Among the five topic areas discussed today (see previous post), not surprisingly I found Care Coordination to be the most interesting because of the parallels I recognized between mental/behavioral health and post-acute/long-term care. These include:
both groups of individuals typically require help from both community-based services and supports, as well as healthcare providers, and the lack of sharing of timely information across those entities in both instances is a challenging obstacle to managing care;
both groups rely heavily on Medicaid to fund needed services and care – and so both are likely to increasingly have to navigate the world of managed care – which doesn’t bode well in light of the point above;
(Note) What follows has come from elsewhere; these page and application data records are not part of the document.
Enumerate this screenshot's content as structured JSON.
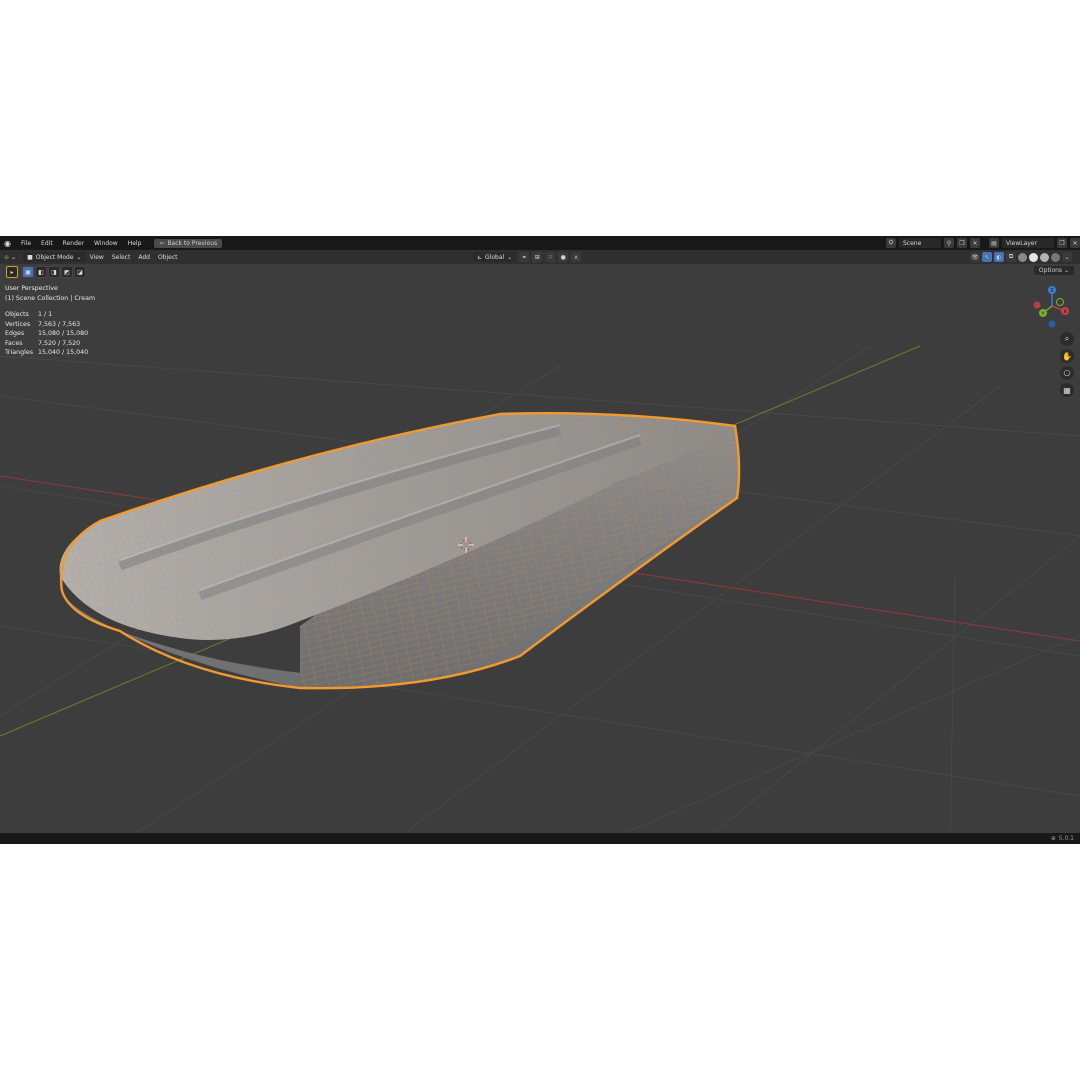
{
  "app": {
    "logo_icon": "blender-logo-icon",
    "menus": [
      "File",
      "Edit",
      "Render",
      "Window",
      "Help"
    ],
    "back_button": "Back to Previous",
    "scene_name": "Scene",
    "view_layer_name": "ViewLayer"
  },
  "header": {
    "editor_type_icon": "3d-viewport-icon",
    "mode": "Object Mode",
    "menus": [
      "View",
      "Select",
      "Add",
      "Object"
    ],
    "transform_orientation": "Global",
    "options_label": "Options"
  },
  "overlay": {
    "view_name": "User Perspective",
    "collection": "(1) Scene Collection | Cream",
    "stats": [
      {
        "label": "Objects",
        "value": "1 / 1"
      },
      {
        "label": "Vertices",
        "value": "7,563 / 7,563"
      },
      {
        "label": "Edges",
        "value": "15,080 / 15,080"
      },
      {
        "label": "Faces",
        "value": "7,520 / 7,520"
      },
      {
        "label": "Triangles",
        "value": "15,040 / 15,040"
      }
    ]
  },
  "gizmo": {
    "axes": [
      "X",
      "Y",
      "Z"
    ],
    "colors": {
      "x": "#c8404a",
      "y": "#7ab12b",
      "z": "#3a7fd6"
    }
  },
  "nav_icons": [
    "zoom-icon",
    "pan-hand-icon",
    "camera-view-icon",
    "grid-perspective-icon"
  ],
  "colors": {
    "selection_outline": "#f29a2e",
    "mesh_surface": "#9a9a9a",
    "viewport_bg": "#3d3d3d",
    "x_axis_line": "#8a3838",
    "y_axis_line": "#5b7f2e"
  },
  "status": {
    "version": "5.0.1"
  }
}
both groups have evidentially achieved significant benefit from taking a holistic approach to care;
there is a need with both groups to understand and address the impact that varying levels of cognitive awareness can have on patient activation; and
the ability to achieve sustainable wellness in both groups is often primarily dependent upon the ability to maintain meaningful, long-term connectivity with care providers (in particular where medication management is concerned).
Most importantly however, germane to – yet beyond just – the importance of care coordination, a key take away from today’s sharing of thoughts, insights and the occasional organizational promotion and positioning was the shared impact that ineffective communication has in mental/behavioral health as it does in post-acute/long-term care. And really, across all of healthcare as has been discussed here before.
Effective communication is an art form, but it’s an art that can be taught and learned among willing participants. All too often, however, that willingness comes from a desire to be heard rather than to be understood – and to understand. George Bernard Shaw (pictured above) once wrote that, “the single biggest problem in communication is the illusion that it has taken place.”
Despite, or perhaps in good measure because of, all the technological advancements that have achieved miraculous achievements in healthcare we still fall well short of our potential to reduce human suffering because of a basic inability to communicate effectively.
I would like to see more sharing of experiences and best practices in care integration between mental and behavioral health and post-acute/long-term care: each probably could learn a lot from the other. But that would involve effective communication . . .